NEW YORK – Thousands of sweaty and frustrated commuters were stranded for hours Thursday when an Amtrak power failure knocked out train service from New York to Washington.
Passengers sweltered in pitch-black tunnels or were forced to walk along tracks to safety after the juice went dry at the height of the morning rush hour.
“It was horrible,” said Raj Jain, 39, whose hourlong commute to Manhattan from Paterson, N.J., turned into a 5 1/2-hour ordeal. “We were never given a clear picture of what was going on.”
Power was out for nearly three hours, affecting not only Amtrak, but also commuter lines in New Jersey, Maryland and Pennsylvania.
At least 10,000 riders were stranded aboard NJTransit trains.
Passengers complained bitterly that train personnel had little or no information about what was happening – and no concrete plan to get riders to safety.
“If it was a real terrorist attack, we’d be in real trouble,” said John Cirillo, 44, of Monroe, N.Y. “It just proved that they’re not ready.”
Two pregnant women were hospitalized for observation when they arrived at Penn Station after waiting in stalled trains for more than three hours. There were no serious injuries.
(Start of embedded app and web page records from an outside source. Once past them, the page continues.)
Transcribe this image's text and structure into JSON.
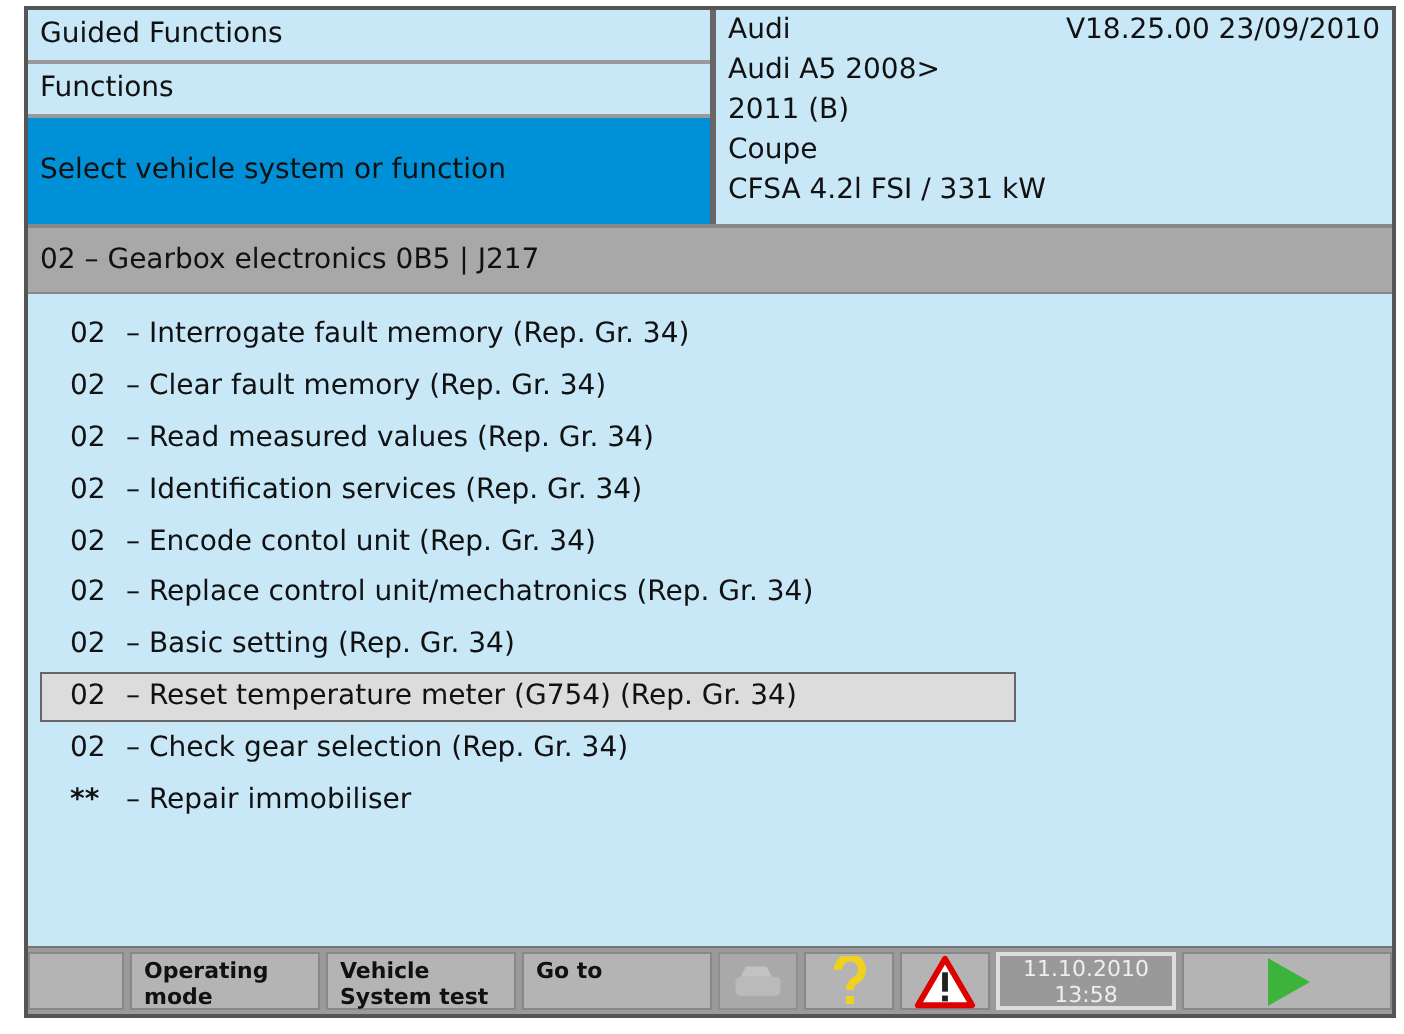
{
  "header": {
    "breadcrumbs": [
      {
        "label": "Guided Functions",
        "selected": false
      },
      {
        "label": "Functions",
        "selected": false
      },
      {
        "label": "Select vehicle system or function",
        "selected": true
      }
    ],
    "vehicle": {
      "make": "Audi",
      "version": "V18.25.00 23/09/2010",
      "lines": [
        "Audi A5 2008>",
        "2011 (B)",
        "Coupe",
        "CFSA 4.2l FSI / 331 kW"
      ]
    }
  },
  "system_bar": "02 – Gearbox electronics 0B5 | J217",
  "functions": [
    {
      "code": "02",
      "kind": "function",
      "text": "– Interrogate fault memory (Rep. Gr. 34)",
      "selected": false
    },
    {
      "code": "02",
      "kind": "function",
      "text": "– Clear fault memory (Rep. Gr. 34)",
      "selected": false
    },
    {
      "code": "02",
      "kind": "function",
      "text": "– Read measured values (Rep. Gr. 34)",
      "selected": false
    },
    {
      "code": "02",
      "kind": "function",
      "text": "– Identification services (Rep. Gr. 34)",
      "selected": false
    },
    {
      "code": "02",
      "kind": "function",
      "text": "– Encode contol unit (Rep. Gr. 34)",
      "selected": false
    },
    {
      "code": "02",
      "kind": "function",
      "text": "– Replace control unit/mechatronics (Rep. Gr. 34)",
      "selected": false
    },
    {
      "code": "02",
      "kind": "function",
      "text": "– Basic setting (Rep. Gr. 34)",
      "selected": false
    },
    {
      "code": "02",
      "kind": "function",
      "text": "– Reset temperature meter (G754) (Rep. Gr. 34)",
      "selected": true
    },
    {
      "code": "02",
      "kind": "function",
      "text": "– Check gear selection (Rep. Gr. 34)",
      "selected": false
    },
    {
      "code": "**",
      "kind": "marker",
      "text": "– Repair immobiliser",
      "selected": false
    }
  ],
  "toolbar": [
    {
      "kind": "blank"
    },
    {
      "kind": "text",
      "label": "Operating\nmode"
    },
    {
      "kind": "text",
      "label": "Vehicle\nSystem test"
    },
    {
      "kind": "text",
      "label": "Go to"
    },
    {
      "kind": "printer",
      "disabled": true
    },
    {
      "kind": "help"
    },
    {
      "kind": "warning"
    },
    {
      "kind": "clock",
      "date": "11.10.2010",
      "time": "13:58"
    },
    {
      "kind": "play"
    }
  ]
}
A third pregnant woman, who refused medical help, brushed off her underground ordeal.
“I was in the World Trade Center. I was in the blackout. This is nothing,” said the brave 38-year-old from Edison, N.J., who is five months pregnant. “We just wanted to leave.”
Amtrak said power was restored by 11 a.m.
But frazzled NJTransit commuters also were delayed on the ride home because trains were running on a limited schedule, forcing many to take PATH trains to Hoboken and transfer.
Adam Stepien sat for two hours in a stalled train in the morning, and braced for a second long ride in the afternoon.
“What can I do?” asked Stepien, 33, of Short Hills, N.J. “My day is pretty much ruined.”
Officials with NJTransit, which uses Amtrak right-of-way, said full service would be restored by this morning.
Amtrak said it did not know what caused the power loss but engineers were working to pinpoint a cause. Trains up and down the busy corridor between New York and Washington coasted to a stop about 8:15 a.m.
Camaraderie turned to grinding boredom and stifling stench as bathrooms failed and warm temperatures heated up cars.
Joe Piasecki was among scores of passengers who walked more than a mile to a station from a stalled NJTransit train near Elizabeth, N.J.
“It’s a kind of eerie, end-of-the-world feel,” said Piasecki, of Washington Crossing, Pa. “You have these two trains sitting here dead, not moving.”
The snafu ruined a precious outing for Steve Lowe of Brooklyn and his son, Cole, 5, who were headed to Washington to catch a Nationals baseball game.
“He’s been looking forward to this for months now. This is his first train ride, and his first baseball game,” said Lowe, 31. “I hope he understands.”
The train trouble was just the latest blow to Amtrak, which has struggled financially for years as riders have shunned its often-erratic service.
Amtrak took its fancy new Acela Express trains off the track last year for almost five months after finding brake problems – forcing 10,000 riders a day to make new plans or ride slower Metroliners.